The factors which determine the awarding of grades in any particular subject will necessarily be affected by the scope and level of that subject. In relatively elementary subjects, the mastery of particular skills will often be of primary importance, whereas in more advanced subjects, more complex considerations may enter into the evaluation.
However, the grade for each student shall be determined independently of other students in the class, and shall be related to the student’s mastery of the material based on the grade descriptions below. This means that, for example, a student whose work merits a grade of A will receive an A, regardless of the grade assigned to any other student in the class. Grades may not be awarded according to a predetermined distribution of letter grades. For example, grades in a subject may not be allocated according to set proportions of A, B, C, D, etc.
The Faculty wishes to make it clear that in determining a student's grade, consideration will be given for elegance of presentation, creativity, imagination, and originality, where these may appropriately be called for.
Modifiers of + and - are allowed on the grades of A, B, and C. These modifiers are only for internal grade reports. Term and cumulative averages (internal and external) shall be calculated without modifiers.

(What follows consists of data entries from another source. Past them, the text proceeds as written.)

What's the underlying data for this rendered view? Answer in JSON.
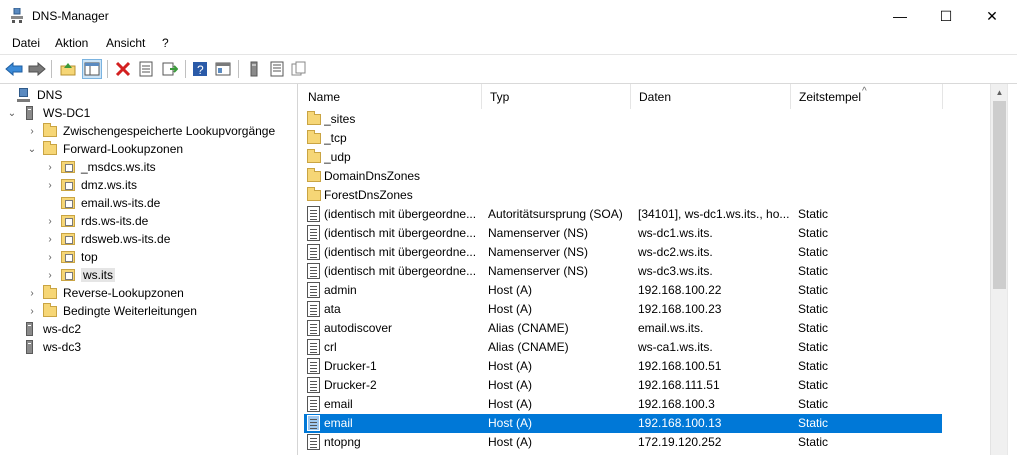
{
  "window": {
    "title": "DNS-Manager",
    "minimize_glyph": "—",
    "maximize_glyph": "☐",
    "close_glyph": "✕"
  },
  "menu": {
    "items": [
      "Datei",
      "Aktion",
      "Ansicht",
      "?"
    ]
  },
  "toolbar": {
    "icons": [
      "back-icon",
      "forward-icon",
      "up-folder-icon",
      "show-hide-tree-icon",
      "delete-icon",
      "properties-icon",
      "export-list-icon",
      "help-icon",
      "console-icon",
      "server-icon",
      "list-icon",
      "copy-icon"
    ]
  },
  "tree": {
    "root": "DNS",
    "server": "WS-DC1",
    "cached_lookups": "Zwischengespeicherte Lookupvorgänge",
    "forward_zones": "Forward-Lookupzonen",
    "zones": [
      "_msdcs.ws.its",
      "dmz.ws.its",
      "email.ws-its.de",
      "rds.ws-its.de",
      "rdsweb.ws-its.de",
      "top",
      "ws.its"
    ],
    "reverse_zones": "Reverse-Lookupzonen",
    "conditional_forwarders": "Bedingte Weiterleitungen",
    "other_servers": [
      "ws-dc2",
      "ws-dc3"
    ]
  },
  "list": {
    "columns": {
      "name": "Name",
      "type": "Typ",
      "data": "Daten",
      "timestamp": "Zeitstempel"
    },
    "sort_glyph": "^",
    "folders": [
      "_sites",
      "_tcp",
      "_udp",
      "DomainDnsZones",
      "ForestDnsZones"
    ],
    "records": [
      {
        "name": "(identisch mit übergeordne...",
        "type": "Autoritätsursprung (SOA)",
        "data": "[34101], ws-dc1.ws.its., ho...",
        "ts": "Static"
      },
      {
        "name": "(identisch mit übergeordne...",
        "type": "Namenserver (NS)",
        "data": "ws-dc1.ws.its.",
        "ts": "Static"
      },
      {
        "name": "(identisch mit übergeordne...",
        "type": "Namenserver (NS)",
        "data": "ws-dc2.ws.its.",
        "ts": "Static"
      },
      {
        "name": "(identisch mit übergeordne...",
        "type": "Namenserver (NS)",
        "data": "ws-dc3.ws.its.",
        "ts": "Static"
      },
      {
        "name": "admin",
        "type": "Host (A)",
        "data": "192.168.100.22",
        "ts": "Static"
      },
      {
        "name": "ata",
        "type": "Host (A)",
        "data": "192.168.100.23",
        "ts": "Static"
      },
      {
        "name": "autodiscover",
        "type": "Alias (CNAME)",
        "data": "email.ws.its.",
        "ts": "Static"
      },
      {
        "name": "crl",
        "type": "Alias (CNAME)",
        "data": "ws-ca1.ws.its.",
        "ts": "Static"
      },
      {
        "name": "Drucker-1",
        "type": "Host (A)",
        "data": "192.168.100.51",
        "ts": "Static"
      },
      {
        "name": "Drucker-2",
        "type": "Host (A)",
        "data": "192.168.111.51",
        "ts": "Static"
      },
      {
        "name": "email",
        "type": "Host (A)",
        "data": "192.168.100.3",
        "ts": "Static"
      },
      {
        "name": "email",
        "type": "Host (A)",
        "data": "192.168.100.13",
        "ts": "Static"
      },
      {
        "name": "ntopng",
        "type": "Host (A)",
        "data": "172.19.120.252",
        "ts": "Static"
      }
    ]
  },
  "scrollbar": {
    "up_glyph": "▲"
  },
  "colors": {
    "selection": "#0078d7",
    "folder": "#f6d676"
  }
}
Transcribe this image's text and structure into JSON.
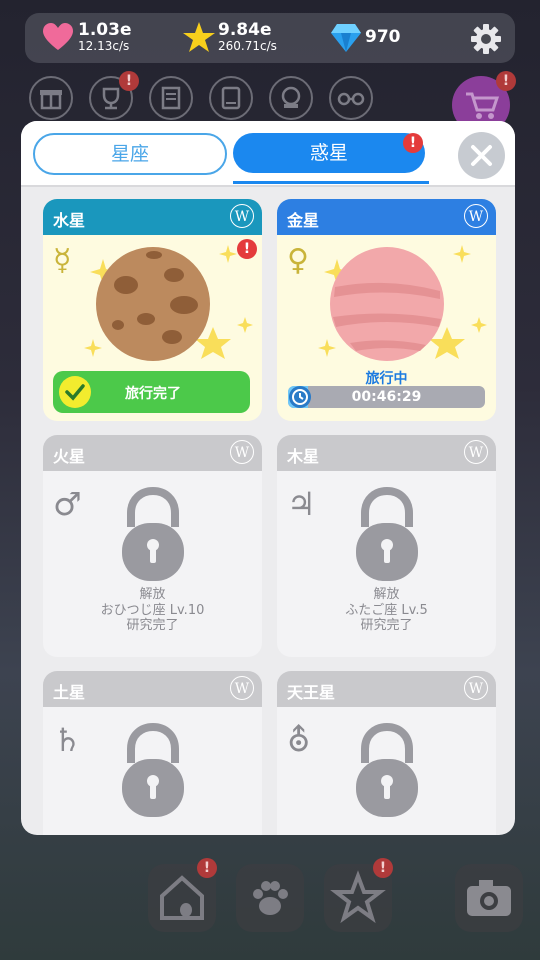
{
  "hud": {
    "hearts": "1.03e",
    "hearts_rate": "12.13c/s",
    "stars": "9.84e",
    "stars_rate": "260.71c/s",
    "gems": "970"
  },
  "tabs": [
    {
      "label": "星座",
      "active": false
    },
    {
      "label": "惑星",
      "active": true
    }
  ],
  "alert_mark": "!",
  "wiki_mark": "W",
  "cards": [
    {
      "name": "水星",
      "symbol": "☿",
      "status": "completed",
      "button_label": "旅行完了",
      "head_color": "#1a97bd"
    },
    {
      "name": "金星",
      "symbol": "♀",
      "status": "traveling",
      "travel_label": "旅行中",
      "time": "00:46:29",
      "progress": 0.1,
      "head_color": "#2d7fe2"
    },
    {
      "name": "火星",
      "symbol": "♂",
      "status": "locked",
      "unlock_line1": "解放",
      "unlock_line2": "おひつじ座 Lv.10",
      "unlock_line3": "研究完了"
    },
    {
      "name": "木星",
      "symbol": "♃",
      "status": "locked",
      "unlock_line1": "解放",
      "unlock_line2": "ふたご座 Lv.5",
      "unlock_line3": "研究完了"
    },
    {
      "name": "土星",
      "symbol": "♄",
      "status": "locked"
    },
    {
      "name": "天王星",
      "symbol": "⛢",
      "status": "locked"
    }
  ],
  "colors": {
    "accent": "#1b88ef",
    "locked_head": "#c9c9cc",
    "complete": "#4cc94a"
  }
}
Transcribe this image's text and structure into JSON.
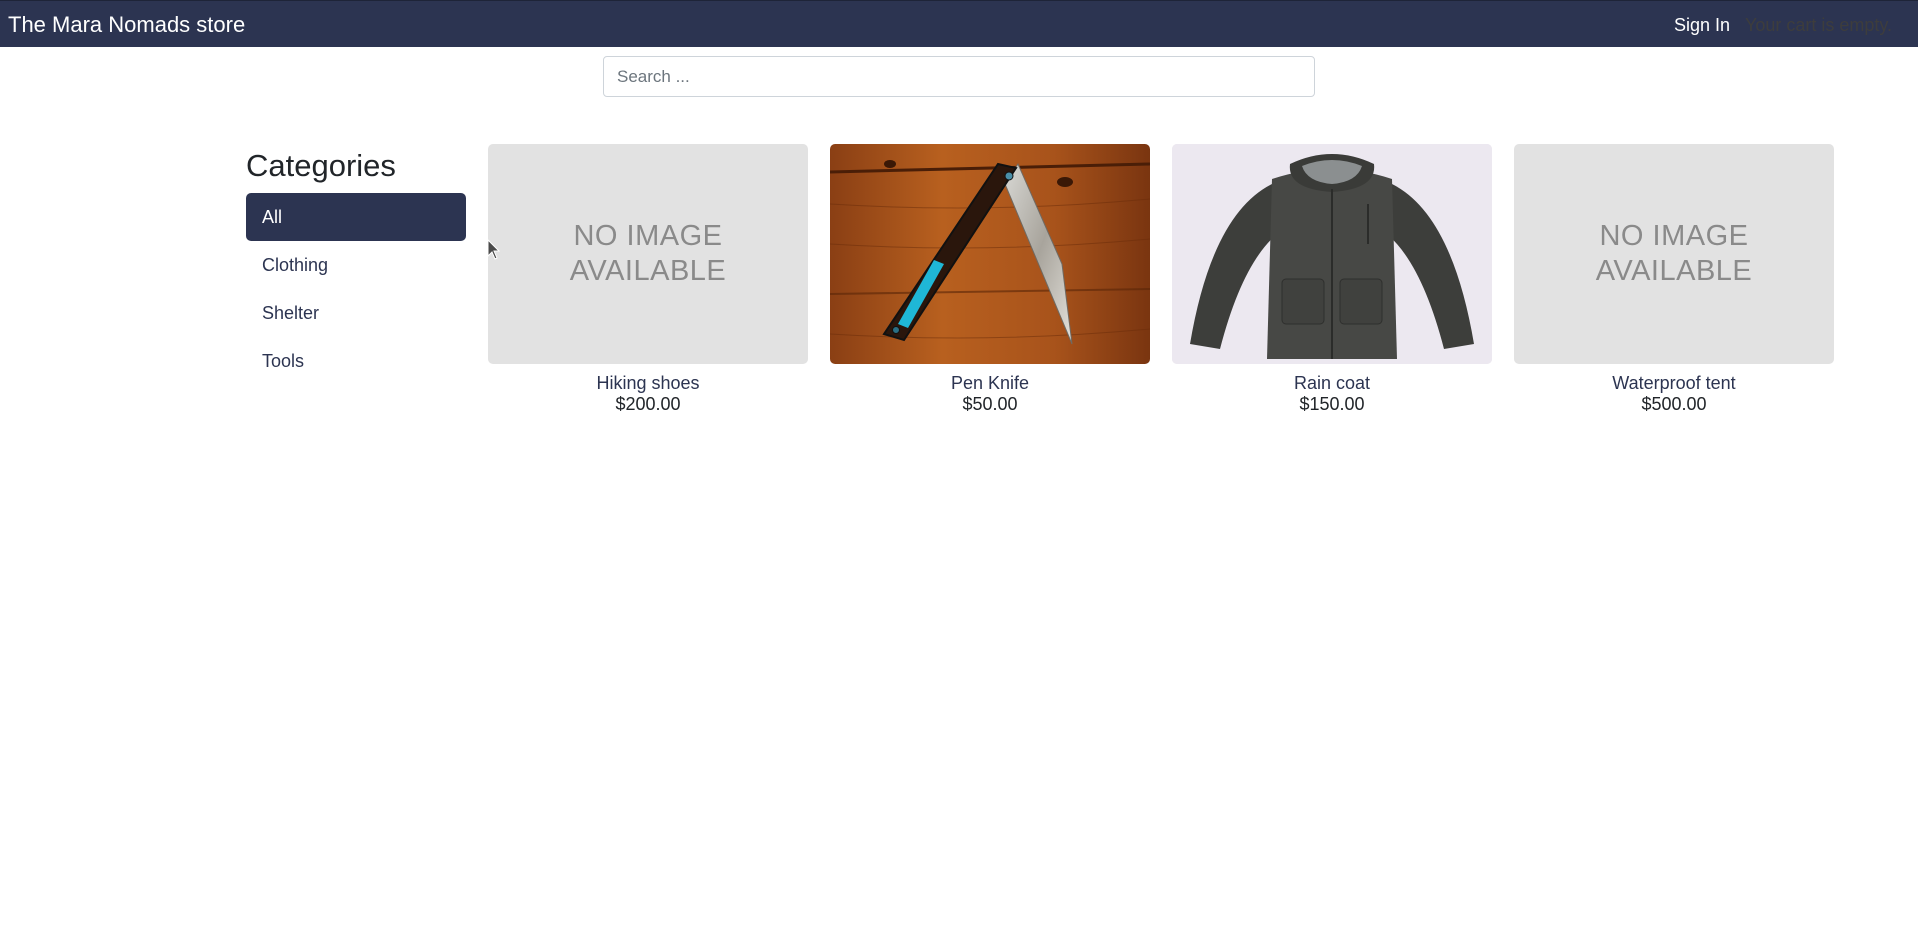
{
  "navbar": {
    "brand": "The Mara Nomads store",
    "sign_in": "Sign In",
    "cart_status": "Your cart is empty."
  },
  "search": {
    "placeholder": "Search ...",
    "value": ""
  },
  "categories": {
    "title": "Categories",
    "items": [
      {
        "label": "All",
        "active": true
      },
      {
        "label": "Clothing",
        "active": false
      },
      {
        "label": "Shelter",
        "active": false
      },
      {
        "label": "Tools",
        "active": false
      }
    ]
  },
  "products": [
    {
      "name": "Hiking shoes",
      "price": "$200.00",
      "image": "no-image-placeholder",
      "placeholder_text": "NO IMAGE AVAILABLE"
    },
    {
      "name": "Pen Knife",
      "price": "$50.00",
      "image": "pen-knife-photo"
    },
    {
      "name": "Rain coat",
      "price": "$150.00",
      "image": "rain-coat-photo"
    },
    {
      "name": "Waterproof tent",
      "price": "$500.00",
      "image": "no-image-placeholder",
      "placeholder_text": "NO IMAGE AVAILABLE"
    }
  ],
  "colors": {
    "navbar_bg": "#2c3451",
    "active_category_bg": "#2c3451",
    "placeholder_bg": "#e2e2e2"
  }
}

The grade of I indicates that a minor part of the subject requirements have not been fulfilled and that a passing grade is to be expected when the work is completed. When a grade of I is reported, the instructor must also provide additional information including the anticipated completion date, grade to date, and what the default final grade would be if no other work were to be done in the subject. By the last day of the regular term during which the work was to have been completed, instructors must submit final grades based on the work completed. If no final grade is submitted, the default final grade indicated when the I was initially assigned will be entered on the student’s record as the final grade. No grade of incomplete may be assigned to any undergraduate in the semester in which he or she graduates and all grades of Incomplete must be resolved prior to graduation.
Online Subject Listings
The class schedule is available online and can be searched by topic, requirement, or class time.
Prerequisites are used to indicate the sequence in which subjects are to be taken and the base of knowledge on which a particular subject will build. Before taking a subject, a student should complete any prerequisite(s) listed in the catalogue description for that subject. (Co-requisites, which are listed in the catalogue in italics, are to be taken concurrently.)
Once prerequisites and co-requisites are included in a subject listing, it is the responsibility of the instructor to ensure that the subject is taught at that level. At the first class, instructors should reiterate the prerequisites and co-requisites, and describe acceptable substitutions.
Students who do not have the stated prerequisites should obtain the permission of the instructor. Instructors may request that the Registrar's Office identify students without prerequisites, and in some cases, screen them from the subjects. If the instructor allows a student to waive or make a substitution for a prerequisite, it is then the student's responsibility to master any missing background material in a timely fashion so that the content of the subject does not change for other students in the subject.
The instructor may determine that a student does not have the required preparation and knowledge to take a subject and may, with the help of the Registrar's Office, exclude the student from the subject.
Some departments require students with a D-level performance in certain prerequisite subjects within the departmental program to do additional work or to retake the prerequisite before proceeding with the follow-on subject.
Privacy and Student Information
MIT’s policy on the Privacy of Student Records sets out the responsibilities of all MIT community members relating to the release of and access to student records under FERPA. Faculty members should be mindful that students’ privacy can be violated inadvertently and give careful thought to how information regarding grades and performance is conveyed and secured. Full information about the policy is available here.